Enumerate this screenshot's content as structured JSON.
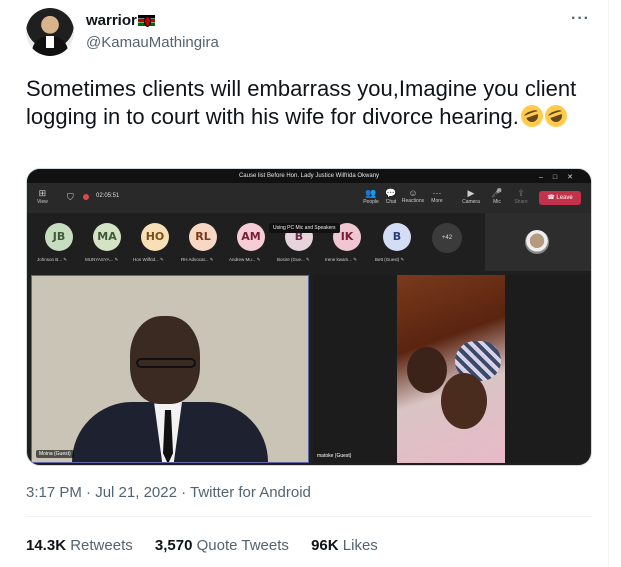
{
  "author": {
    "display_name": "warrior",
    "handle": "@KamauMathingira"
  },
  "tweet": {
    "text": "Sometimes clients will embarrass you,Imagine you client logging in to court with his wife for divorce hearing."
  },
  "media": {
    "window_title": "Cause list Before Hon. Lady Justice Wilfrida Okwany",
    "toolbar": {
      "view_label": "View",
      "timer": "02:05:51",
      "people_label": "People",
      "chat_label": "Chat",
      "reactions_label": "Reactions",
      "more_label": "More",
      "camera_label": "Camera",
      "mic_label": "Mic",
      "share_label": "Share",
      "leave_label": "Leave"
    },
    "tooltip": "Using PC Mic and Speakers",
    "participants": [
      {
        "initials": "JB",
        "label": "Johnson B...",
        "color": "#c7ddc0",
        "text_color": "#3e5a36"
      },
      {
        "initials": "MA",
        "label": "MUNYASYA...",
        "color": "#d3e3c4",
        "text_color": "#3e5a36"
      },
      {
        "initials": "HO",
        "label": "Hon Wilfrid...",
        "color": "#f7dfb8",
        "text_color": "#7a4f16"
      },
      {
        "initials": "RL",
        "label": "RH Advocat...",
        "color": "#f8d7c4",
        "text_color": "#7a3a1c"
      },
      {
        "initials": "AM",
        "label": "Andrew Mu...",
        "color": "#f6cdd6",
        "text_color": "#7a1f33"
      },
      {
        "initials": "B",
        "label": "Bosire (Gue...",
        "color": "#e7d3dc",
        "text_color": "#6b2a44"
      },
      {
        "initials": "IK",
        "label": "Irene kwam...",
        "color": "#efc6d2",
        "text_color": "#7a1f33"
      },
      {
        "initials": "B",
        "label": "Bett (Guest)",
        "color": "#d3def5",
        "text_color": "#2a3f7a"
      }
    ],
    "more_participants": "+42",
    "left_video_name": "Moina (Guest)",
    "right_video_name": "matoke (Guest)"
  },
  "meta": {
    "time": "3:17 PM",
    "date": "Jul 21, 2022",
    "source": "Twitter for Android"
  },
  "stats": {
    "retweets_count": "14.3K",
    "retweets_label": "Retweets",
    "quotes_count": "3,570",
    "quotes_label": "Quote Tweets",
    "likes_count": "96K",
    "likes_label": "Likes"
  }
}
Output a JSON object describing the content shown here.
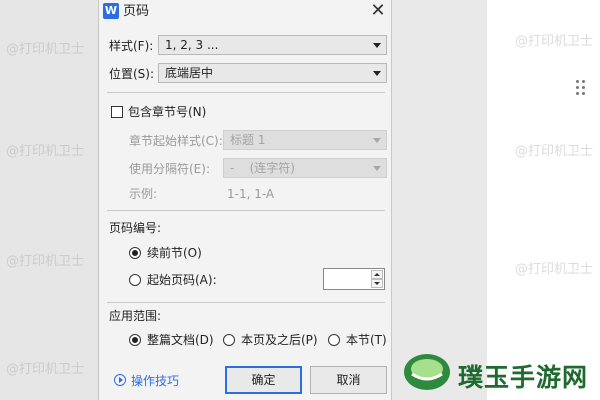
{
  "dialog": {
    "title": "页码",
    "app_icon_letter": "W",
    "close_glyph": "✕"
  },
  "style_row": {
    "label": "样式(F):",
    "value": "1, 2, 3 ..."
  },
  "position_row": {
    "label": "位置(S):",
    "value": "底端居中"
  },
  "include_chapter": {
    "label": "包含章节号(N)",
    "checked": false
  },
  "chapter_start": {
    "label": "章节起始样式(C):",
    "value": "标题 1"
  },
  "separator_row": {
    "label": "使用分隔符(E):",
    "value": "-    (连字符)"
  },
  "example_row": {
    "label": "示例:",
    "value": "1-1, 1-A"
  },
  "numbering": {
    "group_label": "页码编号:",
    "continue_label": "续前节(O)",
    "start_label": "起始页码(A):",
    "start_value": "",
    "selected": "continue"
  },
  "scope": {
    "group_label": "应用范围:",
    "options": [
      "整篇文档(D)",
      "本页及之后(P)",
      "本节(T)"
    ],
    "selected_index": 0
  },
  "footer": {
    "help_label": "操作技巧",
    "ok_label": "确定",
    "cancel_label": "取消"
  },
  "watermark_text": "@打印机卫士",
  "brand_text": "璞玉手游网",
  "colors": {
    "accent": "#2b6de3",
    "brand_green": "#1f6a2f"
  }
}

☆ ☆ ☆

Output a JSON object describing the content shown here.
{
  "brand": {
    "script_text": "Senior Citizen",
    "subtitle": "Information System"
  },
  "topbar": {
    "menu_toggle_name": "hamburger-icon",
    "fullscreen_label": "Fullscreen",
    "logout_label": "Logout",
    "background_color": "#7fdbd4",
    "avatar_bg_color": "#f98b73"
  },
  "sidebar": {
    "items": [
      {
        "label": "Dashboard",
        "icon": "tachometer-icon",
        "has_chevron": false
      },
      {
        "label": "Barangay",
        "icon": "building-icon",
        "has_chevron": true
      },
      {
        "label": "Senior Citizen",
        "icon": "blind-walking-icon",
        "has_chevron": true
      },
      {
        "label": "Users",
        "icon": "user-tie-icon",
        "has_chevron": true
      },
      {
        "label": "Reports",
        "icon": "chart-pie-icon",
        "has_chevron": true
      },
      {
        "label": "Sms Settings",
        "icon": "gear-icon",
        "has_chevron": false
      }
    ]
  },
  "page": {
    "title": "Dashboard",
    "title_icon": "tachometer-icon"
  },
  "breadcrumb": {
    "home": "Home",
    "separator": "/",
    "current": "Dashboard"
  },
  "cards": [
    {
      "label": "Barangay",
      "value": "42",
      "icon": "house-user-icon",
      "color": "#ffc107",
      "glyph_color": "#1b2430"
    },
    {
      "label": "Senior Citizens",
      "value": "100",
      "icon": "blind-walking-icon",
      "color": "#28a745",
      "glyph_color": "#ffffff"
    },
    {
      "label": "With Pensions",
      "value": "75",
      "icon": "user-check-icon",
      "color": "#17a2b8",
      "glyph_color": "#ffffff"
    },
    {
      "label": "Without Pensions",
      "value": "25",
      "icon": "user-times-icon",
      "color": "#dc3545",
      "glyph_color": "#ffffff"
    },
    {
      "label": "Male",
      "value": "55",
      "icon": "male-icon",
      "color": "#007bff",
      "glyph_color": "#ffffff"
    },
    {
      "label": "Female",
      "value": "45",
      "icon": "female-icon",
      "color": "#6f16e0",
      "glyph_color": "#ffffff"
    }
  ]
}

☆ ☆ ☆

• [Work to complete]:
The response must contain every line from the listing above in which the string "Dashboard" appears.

• [Finished exercise]:
        "label": "Dashboard",
    "title": "Dashboard",
    "current": "Dashboard"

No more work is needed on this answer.